| Task objective |
On the basis of the records below, report how many lines contain the word "Closed". Nothing else should be given.

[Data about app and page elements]
^^^^^^^^^^^^^^^^
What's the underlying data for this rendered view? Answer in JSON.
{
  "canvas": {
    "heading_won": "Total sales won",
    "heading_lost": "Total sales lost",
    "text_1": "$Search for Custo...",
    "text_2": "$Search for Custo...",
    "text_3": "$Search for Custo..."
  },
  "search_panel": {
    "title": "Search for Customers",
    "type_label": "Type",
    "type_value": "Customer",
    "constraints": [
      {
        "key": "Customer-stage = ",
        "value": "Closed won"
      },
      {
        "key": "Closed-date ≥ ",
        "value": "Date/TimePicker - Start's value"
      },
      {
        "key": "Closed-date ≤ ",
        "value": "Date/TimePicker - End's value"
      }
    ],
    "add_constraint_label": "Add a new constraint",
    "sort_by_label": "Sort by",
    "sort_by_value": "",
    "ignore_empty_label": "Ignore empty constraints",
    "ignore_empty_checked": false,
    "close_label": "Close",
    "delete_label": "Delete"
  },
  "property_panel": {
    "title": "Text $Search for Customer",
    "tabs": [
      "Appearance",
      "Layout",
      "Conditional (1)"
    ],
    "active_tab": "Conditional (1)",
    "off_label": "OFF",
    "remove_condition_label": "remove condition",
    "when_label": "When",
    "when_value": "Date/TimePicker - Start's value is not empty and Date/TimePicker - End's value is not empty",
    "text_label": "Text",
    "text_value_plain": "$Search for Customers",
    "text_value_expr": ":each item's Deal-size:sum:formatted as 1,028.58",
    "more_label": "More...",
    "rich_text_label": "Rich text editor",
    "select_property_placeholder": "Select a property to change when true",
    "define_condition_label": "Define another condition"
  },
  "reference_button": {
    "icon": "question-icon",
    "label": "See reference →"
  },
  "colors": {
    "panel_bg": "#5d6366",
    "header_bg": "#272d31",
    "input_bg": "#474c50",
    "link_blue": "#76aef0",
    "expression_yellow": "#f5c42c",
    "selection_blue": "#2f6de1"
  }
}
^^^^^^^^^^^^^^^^
| Answer section |
3